**REQUIRED WORK:** Across the entries that follow, count each line holding "linéiques" and state the total alone.
═══ AVAILABLE RECORDS ═══
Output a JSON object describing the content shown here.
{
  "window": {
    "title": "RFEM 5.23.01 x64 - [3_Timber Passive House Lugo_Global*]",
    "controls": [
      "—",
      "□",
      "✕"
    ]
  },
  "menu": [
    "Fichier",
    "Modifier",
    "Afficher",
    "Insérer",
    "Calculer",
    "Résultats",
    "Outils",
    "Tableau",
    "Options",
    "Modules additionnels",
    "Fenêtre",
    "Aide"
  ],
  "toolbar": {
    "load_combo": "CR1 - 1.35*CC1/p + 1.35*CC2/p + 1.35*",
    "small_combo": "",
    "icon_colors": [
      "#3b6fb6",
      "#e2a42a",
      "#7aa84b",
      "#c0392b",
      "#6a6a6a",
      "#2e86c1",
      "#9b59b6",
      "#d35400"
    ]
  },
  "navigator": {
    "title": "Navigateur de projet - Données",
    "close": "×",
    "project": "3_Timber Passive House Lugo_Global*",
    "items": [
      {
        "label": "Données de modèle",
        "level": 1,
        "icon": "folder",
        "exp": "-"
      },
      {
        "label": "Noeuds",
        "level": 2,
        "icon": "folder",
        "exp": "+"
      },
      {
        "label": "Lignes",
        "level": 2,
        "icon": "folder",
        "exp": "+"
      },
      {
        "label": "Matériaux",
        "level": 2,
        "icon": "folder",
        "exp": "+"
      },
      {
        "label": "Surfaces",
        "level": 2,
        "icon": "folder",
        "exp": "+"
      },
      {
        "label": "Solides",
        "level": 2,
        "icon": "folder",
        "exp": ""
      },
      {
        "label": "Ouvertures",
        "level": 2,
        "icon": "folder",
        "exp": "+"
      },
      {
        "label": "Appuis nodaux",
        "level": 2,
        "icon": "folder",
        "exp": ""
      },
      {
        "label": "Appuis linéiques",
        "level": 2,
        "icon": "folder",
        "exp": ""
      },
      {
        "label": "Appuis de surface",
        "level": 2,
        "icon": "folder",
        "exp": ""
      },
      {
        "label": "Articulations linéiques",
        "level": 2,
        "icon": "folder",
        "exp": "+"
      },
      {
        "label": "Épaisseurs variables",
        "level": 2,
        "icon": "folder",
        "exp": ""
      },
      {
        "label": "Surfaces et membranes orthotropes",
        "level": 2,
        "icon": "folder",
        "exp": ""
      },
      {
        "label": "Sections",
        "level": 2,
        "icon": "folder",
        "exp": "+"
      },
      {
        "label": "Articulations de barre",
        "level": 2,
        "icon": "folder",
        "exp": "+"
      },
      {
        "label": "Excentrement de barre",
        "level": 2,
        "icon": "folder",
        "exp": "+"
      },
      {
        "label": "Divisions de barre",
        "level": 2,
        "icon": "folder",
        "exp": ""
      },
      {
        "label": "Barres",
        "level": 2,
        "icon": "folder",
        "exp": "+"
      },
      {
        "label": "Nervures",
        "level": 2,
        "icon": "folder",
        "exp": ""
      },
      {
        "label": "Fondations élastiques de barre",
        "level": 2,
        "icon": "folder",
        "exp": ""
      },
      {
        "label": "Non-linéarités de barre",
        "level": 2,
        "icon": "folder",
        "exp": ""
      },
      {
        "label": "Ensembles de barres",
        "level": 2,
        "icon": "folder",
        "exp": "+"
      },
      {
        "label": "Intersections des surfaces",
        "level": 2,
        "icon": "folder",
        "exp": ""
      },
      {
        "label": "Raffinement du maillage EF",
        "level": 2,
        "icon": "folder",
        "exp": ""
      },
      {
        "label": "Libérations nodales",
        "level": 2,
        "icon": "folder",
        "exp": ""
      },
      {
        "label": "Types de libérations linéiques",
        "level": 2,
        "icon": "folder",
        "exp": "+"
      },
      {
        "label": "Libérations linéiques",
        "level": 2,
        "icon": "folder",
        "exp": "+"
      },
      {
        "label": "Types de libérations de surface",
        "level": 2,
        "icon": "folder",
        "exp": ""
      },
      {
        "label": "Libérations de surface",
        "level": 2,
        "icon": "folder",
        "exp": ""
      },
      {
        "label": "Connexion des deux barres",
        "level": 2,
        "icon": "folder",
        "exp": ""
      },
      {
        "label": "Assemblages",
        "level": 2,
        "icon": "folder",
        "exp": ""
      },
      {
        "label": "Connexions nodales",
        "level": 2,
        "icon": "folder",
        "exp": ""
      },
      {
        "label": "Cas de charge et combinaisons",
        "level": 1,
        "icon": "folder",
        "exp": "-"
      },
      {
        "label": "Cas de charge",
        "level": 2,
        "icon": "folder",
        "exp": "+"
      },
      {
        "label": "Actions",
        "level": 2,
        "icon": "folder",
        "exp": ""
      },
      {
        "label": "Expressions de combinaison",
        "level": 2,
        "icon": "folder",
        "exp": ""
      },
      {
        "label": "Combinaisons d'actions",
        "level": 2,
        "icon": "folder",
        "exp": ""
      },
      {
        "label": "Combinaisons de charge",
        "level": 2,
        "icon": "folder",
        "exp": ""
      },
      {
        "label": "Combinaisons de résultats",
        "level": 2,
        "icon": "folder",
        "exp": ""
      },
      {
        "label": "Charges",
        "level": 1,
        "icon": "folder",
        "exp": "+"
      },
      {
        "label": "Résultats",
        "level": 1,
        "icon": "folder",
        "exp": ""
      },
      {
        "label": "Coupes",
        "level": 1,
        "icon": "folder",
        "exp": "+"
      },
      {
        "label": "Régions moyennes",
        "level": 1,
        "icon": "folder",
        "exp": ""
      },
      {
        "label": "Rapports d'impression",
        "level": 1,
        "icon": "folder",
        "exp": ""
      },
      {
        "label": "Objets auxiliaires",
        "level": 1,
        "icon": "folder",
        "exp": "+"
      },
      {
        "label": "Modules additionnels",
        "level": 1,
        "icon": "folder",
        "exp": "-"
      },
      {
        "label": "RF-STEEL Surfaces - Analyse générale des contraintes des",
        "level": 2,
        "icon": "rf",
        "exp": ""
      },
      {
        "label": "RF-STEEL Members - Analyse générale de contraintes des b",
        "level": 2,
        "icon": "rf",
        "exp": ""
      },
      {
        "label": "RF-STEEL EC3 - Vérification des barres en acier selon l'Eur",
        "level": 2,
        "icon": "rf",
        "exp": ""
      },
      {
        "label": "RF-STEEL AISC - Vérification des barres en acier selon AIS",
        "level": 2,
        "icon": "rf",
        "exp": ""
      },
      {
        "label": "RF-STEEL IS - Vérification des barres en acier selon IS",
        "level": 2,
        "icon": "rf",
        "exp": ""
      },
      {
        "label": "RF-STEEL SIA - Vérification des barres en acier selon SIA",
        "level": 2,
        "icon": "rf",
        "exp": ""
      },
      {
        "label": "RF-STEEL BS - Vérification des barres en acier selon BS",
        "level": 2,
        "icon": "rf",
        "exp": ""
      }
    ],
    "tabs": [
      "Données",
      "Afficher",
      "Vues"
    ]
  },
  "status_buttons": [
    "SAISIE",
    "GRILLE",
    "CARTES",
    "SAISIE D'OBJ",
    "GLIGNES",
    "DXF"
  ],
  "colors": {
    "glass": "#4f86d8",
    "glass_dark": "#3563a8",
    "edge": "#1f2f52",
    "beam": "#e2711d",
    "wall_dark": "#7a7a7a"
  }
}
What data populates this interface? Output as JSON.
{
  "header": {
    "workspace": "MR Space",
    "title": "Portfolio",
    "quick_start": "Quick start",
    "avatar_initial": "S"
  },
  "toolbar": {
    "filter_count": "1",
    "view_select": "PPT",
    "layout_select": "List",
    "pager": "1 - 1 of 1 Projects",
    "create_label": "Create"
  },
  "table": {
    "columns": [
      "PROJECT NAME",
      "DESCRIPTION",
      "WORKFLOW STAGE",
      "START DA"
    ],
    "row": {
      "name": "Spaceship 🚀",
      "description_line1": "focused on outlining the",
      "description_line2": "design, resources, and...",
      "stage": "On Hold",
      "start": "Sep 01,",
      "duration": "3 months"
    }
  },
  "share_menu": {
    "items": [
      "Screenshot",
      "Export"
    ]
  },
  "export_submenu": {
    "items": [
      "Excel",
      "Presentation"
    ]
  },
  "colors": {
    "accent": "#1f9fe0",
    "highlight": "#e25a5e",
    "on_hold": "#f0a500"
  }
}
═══
**REPLY TO THE EXERCISE:** 4